Youth of all races break the law. Youth of color are more likely to be punished.

This inequality is called disproportionate minority contact (DMC for short), and it means black Chicago youth are impacted by the justice system more than their peers.

Black youth are arrested more often, even for the same behavior.

For example, one in five high school seniors say they've used marijuana in the last month. This is true of white, black, and Hispanic youth.
Source: University of Michigan

If Chicago youth use marijuana at the same rate, and they were all treated equally by the justice system, then the youth arrested for possession would look like the population.

In reality, black youth are arrested at a rate disproportionate to their share of the population.

This pattern is worse when you look at arrests for all offenses. In 2014, black youth in Chicago were 1.9 times more likely to be arrested than all youth in Chicago.

While black youth were almost twice as likely to be arrested citywide, the disparity was worse in certain neighborhoods.
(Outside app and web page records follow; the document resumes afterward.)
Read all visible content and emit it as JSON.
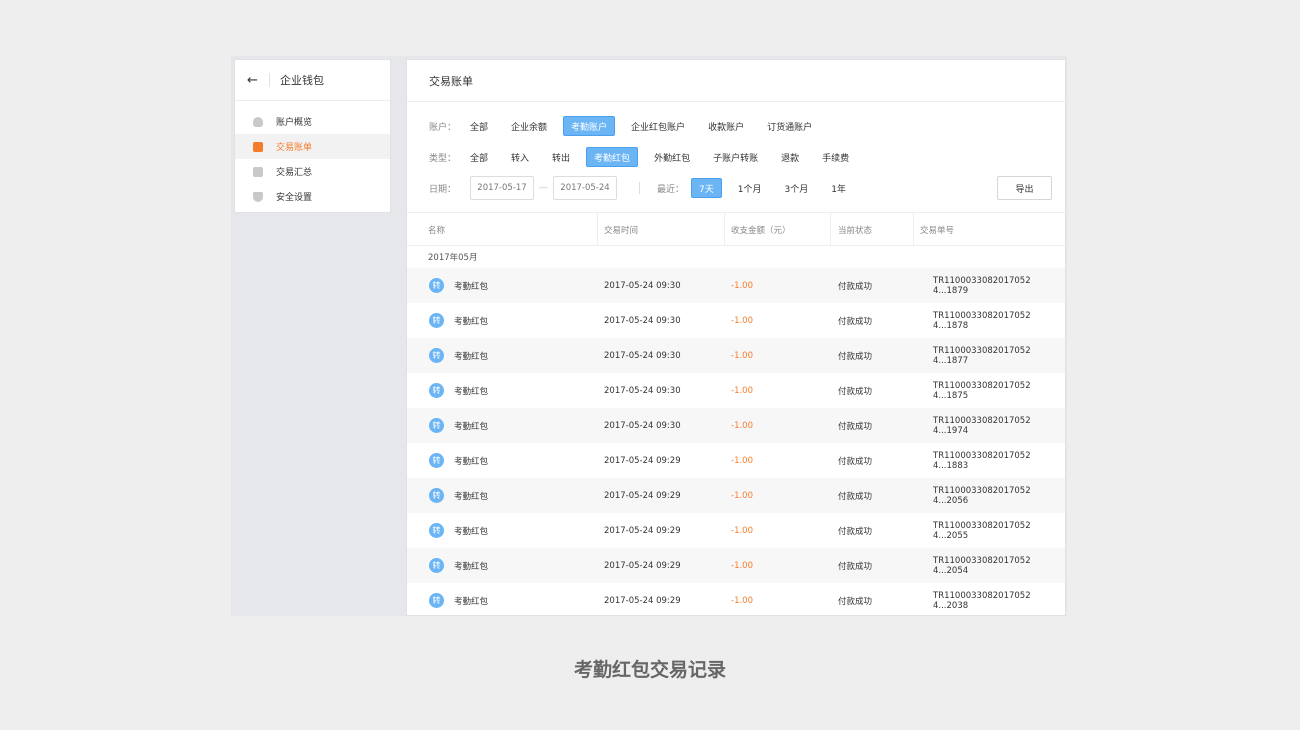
{
  "sidebar": {
    "back_icon": "back-arrow-icon",
    "title": "企业钱包",
    "items": [
      {
        "label": "账户概览",
        "icon": "money-bag-icon",
        "active": false
      },
      {
        "label": "交易账单",
        "icon": "bill-icon",
        "active": true
      },
      {
        "label": "交易汇总",
        "icon": "summary-icon",
        "active": false
      },
      {
        "label": "安全设置",
        "icon": "shield-icon",
        "active": false
      }
    ]
  },
  "main": {
    "title": "交易账单",
    "filters": {
      "account": {
        "label": "账户：",
        "options": [
          "全部",
          "企业余额",
          "考勤账户",
          "企业红包账户",
          "收款账户",
          "订货通账户"
        ],
        "active": "考勤账户"
      },
      "type": {
        "label": "类型：",
        "options": [
          "全部",
          "转入",
          "转出",
          "考勤红包",
          "外勤红包",
          "子账户转账",
          "退款",
          "手续费"
        ],
        "active": "考勤红包"
      },
      "date": {
        "label": "日期：",
        "start": "2017-05-17",
        "separator": "—",
        "end": "2017-05-24",
        "recent_label": "最近：",
        "recent_options": [
          "7天",
          "1个月",
          "3个月",
          "1年"
        ],
        "recent_active": "7天"
      },
      "export_label": "导出"
    },
    "table": {
      "columns": [
        "名称",
        "交易时间",
        "收支金额（元）",
        "当前状态",
        "交易单号"
      ],
      "month": "2017年05月",
      "row_icon_text": "转",
      "rows": [
        {
          "name": "考勤红包",
          "time": "2017-05-24 09:30",
          "amount": "-1.00",
          "status": "付款成功",
          "no": "TR1100033082017052 4...1879"
        },
        {
          "name": "考勤红包",
          "time": "2017-05-24 09:30",
          "amount": "-1.00",
          "status": "付款成功",
          "no": "TR1100033082017052 4...1878"
        },
        {
          "name": "考勤红包",
          "time": "2017-05-24 09:30",
          "amount": "-1.00",
          "status": "付款成功",
          "no": "TR1100033082017052 4...1877"
        },
        {
          "name": "考勤红包",
          "time": "2017-05-24 09:30",
          "amount": "-1.00",
          "status": "付款成功",
          "no": "TR1100033082017052 4...1875"
        },
        {
          "name": "考勤红包",
          "time": "2017-05-24 09:30",
          "amount": "-1.00",
          "status": "付款成功",
          "no": "TR1100033082017052 4...1974"
        },
        {
          "name": "考勤红包",
          "time": "2017-05-24 09:29",
          "amount": "-1.00",
          "status": "付款成功",
          "no": "TR1100033082017052 4...1883"
        },
        {
          "name": "考勤红包",
          "time": "2017-05-24 09:29",
          "amount": "-1.00",
          "status": "付款成功",
          "no": "TR1100033082017052 4...2056"
        },
        {
          "name": "考勤红包",
          "time": "2017-05-24 09:29",
          "amount": "-1.00",
          "status": "付款成功",
          "no": "TR1100033082017052 4...2055"
        },
        {
          "name": "考勤红包",
          "time": "2017-05-24 09:29",
          "amount": "-1.00",
          "status": "付款成功",
          "no": "TR1100033082017052 4...2054"
        },
        {
          "name": "考勤红包",
          "time": "2017-05-24 09:29",
          "amount": "-1.00",
          "status": "付款成功",
          "no": "TR1100033082017052 4...2038"
        }
      ]
    }
  },
  "caption": "考勤红包交易记录",
  "colors": {
    "accent": "#6cb5f5",
    "active_nav": "#f57c2c",
    "amount": "#f57c2c"
  }
}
In several of them, black youth made up the smallest share of the population, but the largest share of arrests.

Hover or Tap the map to to see how the odds varied between districts, or Type your address to see the odds in your neighborhood.

Fewer arrests does not mean fairer arrests.

The number of arrests for marijuana possession has fallen since Chicago decriminalized marijuana in 2012 and Illinois followed suit in 2016.

As the number of arrests fell, however, the proportion of arrests of black youth stayed the same.

Any involvement with the juvenile justice system makes it more difficult to get an education and go to work.

Youth who are arrested are more likely to drop out of high school and less likely to attend a four-year college than their peers.
Source: Sociology of Education

Youth who spend time in a detention center will have lower wages and less wealth a decade later.
Source: American Sociological Review

Youth who are convicted of drug-related or sexual offenses can’t receive federal aid for college.
Source: StudentAid.gov

Image: Precious Blood Ministries

DMC doesn't just affect individuals.

In Chicago, juvenile arrests are made in greater numbers in police districts where most youth are black or Hispanic. More arrests means more incarceration.

Researchers estimate the national poverty rate is 2.5% higher because of incarceration.
Source: Crime and Delinquency

This effect is concentrated in neighborhoods home to more people who are imprisoned. As a consequence, disproportionate minority contact makes whole neighborhoods poorer.